I was sat in the office earlier on, working on the wines for New Years Eve, when our F&B director asked me to join him in the drawing room. He was there meeting with a rep from Whyte & Mackay who was introducing a range of malts to him from Isle of Jura and Dalmore. Now Dalmore is a whisky that I havent really seen much of, except for a really rare and exclusive bottle of 50 year old that we had when I was at Gleneagles. A ludicrously expensive cut glass decanter with an eyewatering price (off the top of my head I think it was over £300 a glass). So it was interesting to see the range and have the opportunity to taste a few of them. The one that stood out was a 40 year old Dalmore. The sample was quite dark in colour, almost mahogany in tint with a most amazing nose of spicy chocolate. It reminded me of the hot chocolate that they make in Peru from Maya Gold chocolate bars - dark cocao, cinnamon, cloves, nutmeg, rich warming spices. The strange thing about the whisky was it was a cask strength one, coming in at a surprising 40%abv. The whisky was as smooth as a smooth thing on the palate, lingering spicy tones on the finish and the most amazing length. It kind of spoilt the rest of the tasting, because the flavours seemed to linger, even after trying three or four of the others.

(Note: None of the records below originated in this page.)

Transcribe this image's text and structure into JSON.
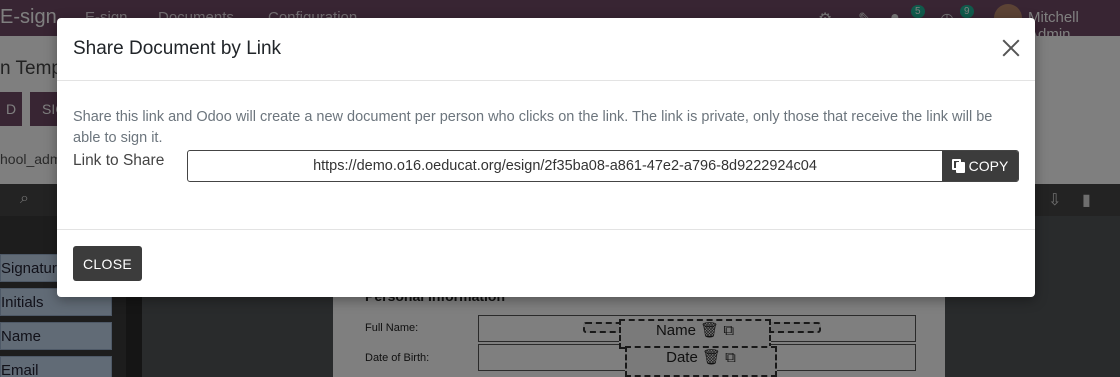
{
  "app": {
    "brand": "E-sign",
    "menu": [
      "E-sign",
      "Documents",
      "Configuration"
    ],
    "notifications": {
      "messages_count": "5",
      "activities_count": "9"
    },
    "user_name": "Mitchell Admin"
  },
  "control_panel": {
    "title_fragment": "n Temp",
    "button_a": "D",
    "button_b": "SIG",
    "user_fragment": "hool_adm"
  },
  "side_fields": [
    "Signature",
    "Initials",
    "Name",
    "Email"
  ],
  "document": {
    "heading": "Personal Information",
    "rows": [
      {
        "label": "Full Name:",
        "field": "Name"
      },
      {
        "label": "Date of Birth:",
        "field": "Date"
      }
    ]
  },
  "dialog": {
    "title": "Share Document by Link",
    "description": "Share this link and Odoo will create a new document per person who clicks on the link. The link is private, only those that receive the link will be able to sign it.",
    "link_label": "Link to Share",
    "link_value": "https://demo.o16.oeducat.org/esign/2f35ba08-a861-47e2-a796-8d9222924c04",
    "copy_label": "COPY",
    "close_label": "CLOSE"
  }
}
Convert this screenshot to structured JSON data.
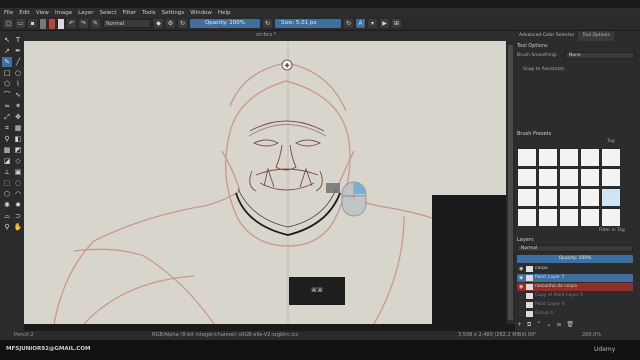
{
  "menu": [
    "File",
    "Edit",
    "View",
    "Image",
    "Layer",
    "Select",
    "Filter",
    "Tools",
    "Settings",
    "Window",
    "Help"
  ],
  "toolbar": {
    "blend_mode": "Normal",
    "opacity_label": "Opacity: 100%",
    "size_label": "Size: 5.01 px"
  },
  "document": {
    "tab_name": "orcbra *"
  },
  "canvas_overlay": {
    "key_label": "⌘⌘"
  },
  "status": {
    "tool": "Pencil-2",
    "color_profile": "RGB/Alpha (8-bit integer/channel)  sRGB-elle-V2-srgbtrc.icc",
    "dimensions": "3,508 x 2,480 (282.2 MiB)",
    "rotation": "0.00°",
    "zoom": "200.0%"
  },
  "right_panel": {
    "tabs": [
      "Advanced Color Selector",
      "Tool Options"
    ],
    "tool_options_title": "Tool Options",
    "brush_smoothing_label": "Brush Smoothing:",
    "brush_smoothing_value": "None",
    "snap_label": "Snap to Assistants",
    "brush_presets_title": "Brush Presets",
    "tag_label": "Tag",
    "filter_label": "Filter in Tag",
    "layers_title": "Layers",
    "layers_blend": "Normal",
    "layers_opacity": "Opacity: 100%",
    "layers": [
      {
        "name": "corpo",
        "style": "normal"
      },
      {
        "name": "Paint Layer 7",
        "style": "sel"
      },
      {
        "name": "rascunho do corpo",
        "style": "red"
      },
      {
        "name": "Copy of Paint Layer 5",
        "style": "dim"
      },
      {
        "name": "Paint Layer 4",
        "style": "dim"
      },
      {
        "name": "Group 4",
        "style": "dim"
      }
    ]
  },
  "watermark": "MFSJUNIOR92@GMAIL.COM",
  "branding": "Udemy"
}
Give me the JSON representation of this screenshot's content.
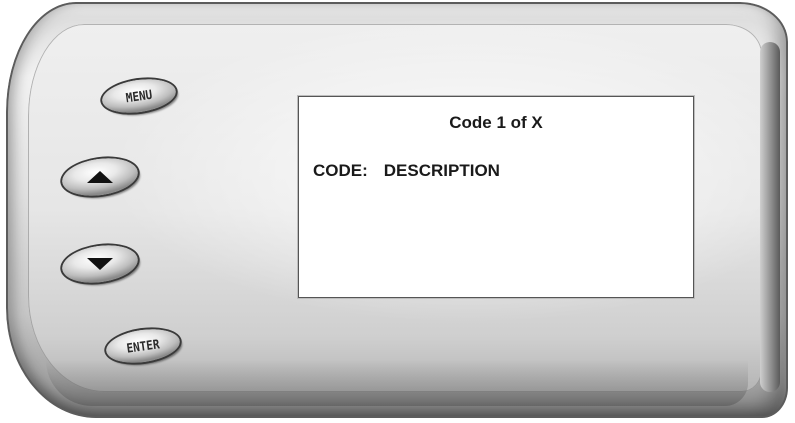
{
  "device": {
    "buttons": {
      "menu_label": "MENU",
      "up_icon": "up-arrow-icon",
      "down_icon": "down-arrow-icon",
      "enter_label": "ENTER"
    },
    "screen": {
      "title": "Code 1 of X",
      "code_label": "CODE:",
      "description_label": "DESCRIPTION"
    }
  }
}
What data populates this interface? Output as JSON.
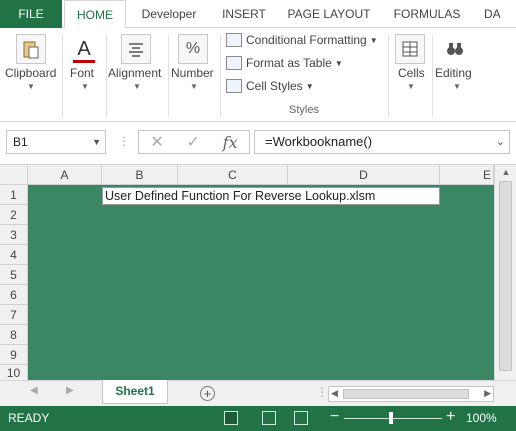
{
  "tabs": [
    {
      "label": "FILE"
    },
    {
      "label": "HOME"
    },
    {
      "label": "Developer"
    },
    {
      "label": "INSERT"
    },
    {
      "label": "PAGE LAYOUT"
    },
    {
      "label": "FORMULAS"
    },
    {
      "label": "DA"
    }
  ],
  "ribbon": {
    "clipboard": "Clipboard",
    "font": "Font",
    "alignment": "Alignment",
    "number": "Number",
    "conditional_formatting": "Conditional Formatting",
    "format_as_table": "Format as Table",
    "cell_styles": "Cell Styles",
    "styles_group": "Styles",
    "cells": "Cells",
    "editing": "Editing",
    "font_icon": "A",
    "number_icon": "%"
  },
  "formula_bar": {
    "name_box": "B1",
    "formula": "=Workbookname()",
    "fx": "fx",
    "cancel": "✕",
    "enter": "✓"
  },
  "grid": {
    "columns": [
      "A",
      "B",
      "C",
      "D",
      "E"
    ],
    "rows": [
      "1",
      "2",
      "3",
      "4",
      "5",
      "6",
      "7",
      "8",
      "9",
      "10"
    ],
    "cell_b1": "User Defined Function For Reverse Lookup.xlsm",
    "fill_color": "#3b8764"
  },
  "sheet_tabs": {
    "active": "Sheet1",
    "add": "+"
  },
  "status": {
    "ready": "READY",
    "zoom": "100%",
    "minus": "−",
    "plus": "+"
  },
  "colors": {
    "accent": "#217346"
  }
}
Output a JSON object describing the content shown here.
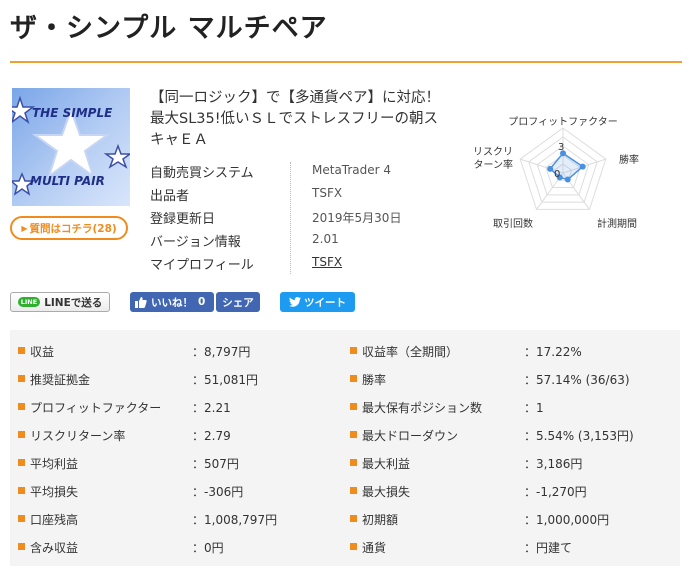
{
  "title": "ザ・シンプル マルチペア",
  "product": {
    "image_text": [
      "THE SIMPLE",
      "MULTI PAIR"
    ],
    "question_button": "質問はコチラ(28)",
    "headline": "【同一ロジック】で【多通貨ペア】に対応！最大SL35!低いＳＬでストレスフリーの朝スキャＥＡ",
    "info": [
      {
        "label": "自動売買システム",
        "value": "MetaTrader 4"
      },
      {
        "label": "出品者",
        "value": "TSFX"
      },
      {
        "label": "登録更新日",
        "value": "2019年5月30日"
      },
      {
        "label": "バージョン情報",
        "value": "2.01"
      },
      {
        "label": "マイプロフィール",
        "value": "TSFX"
      }
    ]
  },
  "chart_data": {
    "type": "radar",
    "axes": [
      "プロフィットファクター",
      "勝率",
      "計測期間",
      "取引回数",
      "リスクリターン率"
    ],
    "scale_labels": [
      "3",
      "0"
    ],
    "range": [
      0,
      5
    ],
    "values": [
      2.2,
      2.3,
      0.9,
      0.6,
      1.5
    ],
    "series_color": "#4a90e2"
  },
  "share": {
    "line": "LINEで送る",
    "line_badge": "LINE",
    "like": "いいね！",
    "like_count": "0",
    "share": "シェア",
    "tweet": "ツイート"
  },
  "stats": {
    "left": [
      {
        "label": "収益",
        "value": "：8,797円"
      },
      {
        "label": "推奨証拠金",
        "value": "：51,081円"
      },
      {
        "label": "プロフィットファクター",
        "value": "：2.21"
      },
      {
        "label": "リスクリターン率",
        "value": "：2.79"
      },
      {
        "label": "平均利益",
        "value": "：507円"
      },
      {
        "label": "平均損失",
        "value": "：-306円"
      },
      {
        "label": "口座残高",
        "value": "：1,008,797円"
      },
      {
        "label": "含み収益",
        "value": "：0円"
      }
    ],
    "right": [
      {
        "label": "収益率（全期間）",
        "value": "：17.22%"
      },
      {
        "label": "勝率",
        "value": "：57.14% (36/63)"
      },
      {
        "label": "最大保有ポジション数",
        "value": "：1"
      },
      {
        "label": "最大ドローダウン",
        "value": "：5.54% (3,153円)"
      },
      {
        "label": "最大利益",
        "value": "：3,186円"
      },
      {
        "label": "最大損失",
        "value": "：-1,270円"
      },
      {
        "label": "初期額",
        "value": "：1,000,000円"
      },
      {
        "label": "通貨",
        "value": "：円建て"
      }
    ]
  },
  "colors": {
    "accent": "#f08c1e",
    "facebook": "#4267b2",
    "twitter": "#1d9bf0",
    "line": "#2fb12f"
  }
}
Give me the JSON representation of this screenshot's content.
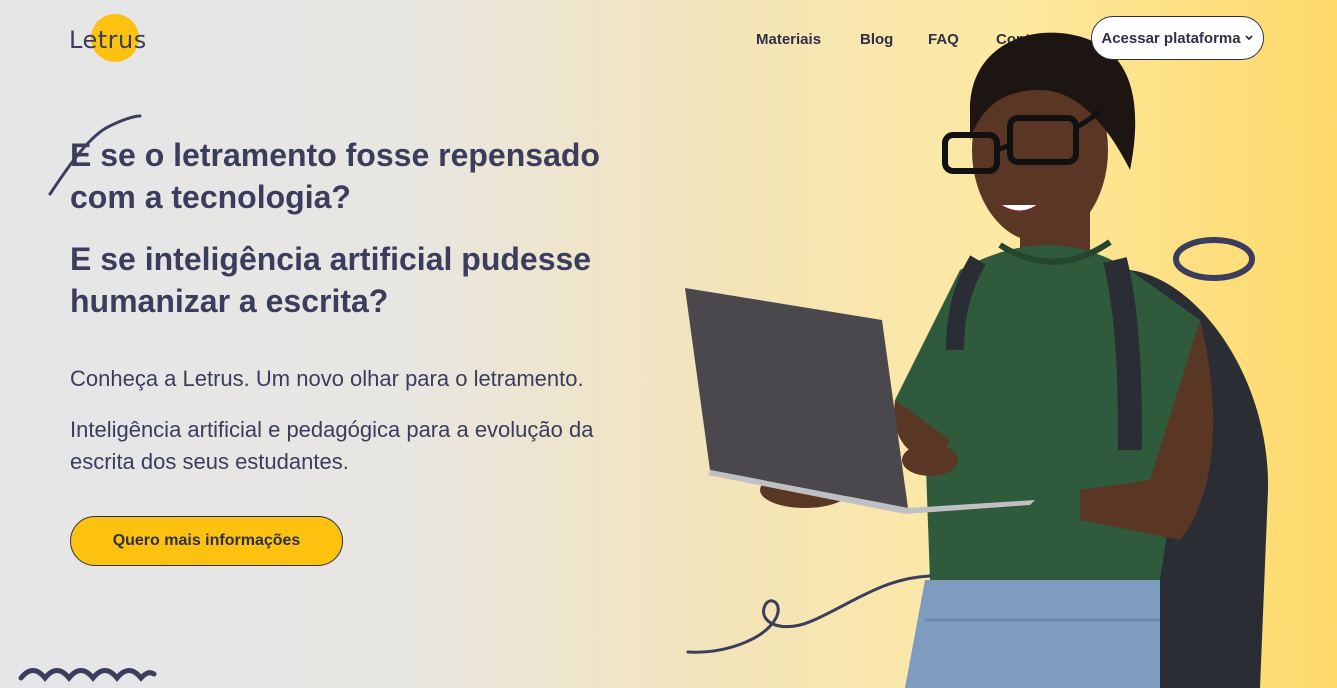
{
  "brand": {
    "logo_text": "Letrus",
    "accent": "#fdc10f",
    "ink": "#3a3d5c"
  },
  "nav": {
    "materiais": "Materiais",
    "blog": "Blog",
    "faq": "FAQ",
    "contato": "Contato",
    "access_button": "Acessar plataforma",
    "access_icon": "chevron-down-icon"
  },
  "hero": {
    "headline1": "E se o letramento fosse repensado com a tecnologia?",
    "headline2": "E se inteligência artificial pudesse humanizar a escrita?",
    "paragraph1": "Conheça a Letrus. Um novo olhar para o letramento.",
    "paragraph2": "Inteligência artificial e pedagógica para a evolução da escrita dos seus estudantes.",
    "cta": "Quero mais informações"
  }
}
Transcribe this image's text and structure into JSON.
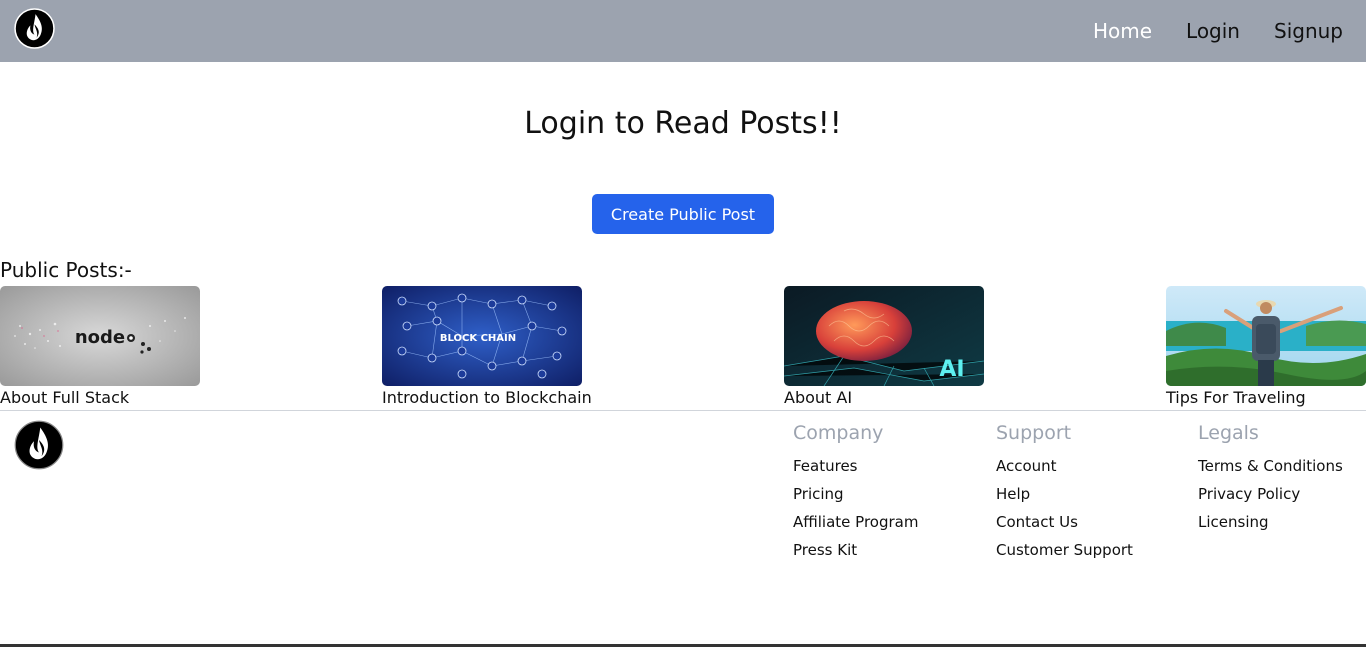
{
  "nav": {
    "logo": "flame-logo",
    "links": [
      "Home",
      "Login",
      "Signup"
    ]
  },
  "hero": {
    "title": "Login to Read Posts!!",
    "button": "Create Public Post"
  },
  "posts": {
    "heading": "Public Posts:-",
    "items": [
      {
        "title": "About Full Stack",
        "thumb_text": "node"
      },
      {
        "title": "Introduction to Blockchain",
        "thumb_text": "BLOCK CHAIN"
      },
      {
        "title": "About AI",
        "thumb_text": "AI"
      },
      {
        "title": "Tips For Traveling"
      }
    ]
  },
  "footer": {
    "columns": [
      {
        "heading": "Company",
        "links": [
          "Features",
          "Pricing",
          "Affiliate Program",
          "Press Kit"
        ]
      },
      {
        "heading": "Support",
        "links": [
          "Account",
          "Help",
          "Contact Us",
          "Customer Support"
        ]
      },
      {
        "heading": "Legals",
        "links": [
          "Terms & Conditions",
          "Privacy Policy",
          "Licensing"
        ]
      }
    ]
  },
  "colors": {
    "navbar_bg": "#9ca3af",
    "button_bg": "#2563eb",
    "footer_heading": "#9ca3af"
  }
}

Im not really a whisky drinker, in fact Im not a whisky drinker at all, but truthfully, I wouldnt be upset if someone gave me a glass of this.
The presentation of the whisky is quite superb, the bottle is quite plain and understated, with a metallic stags head emblem attached to it, and a very discreet label indicating what it is. It comes in a fabulously decadent leather trimmed box, with the usual tasting notes etc. By now you can probably imagine that the price is going to be somewhat scary. You would be right, it goes for over a £1000. So I wont be buying one for myself, but Id still like to list it.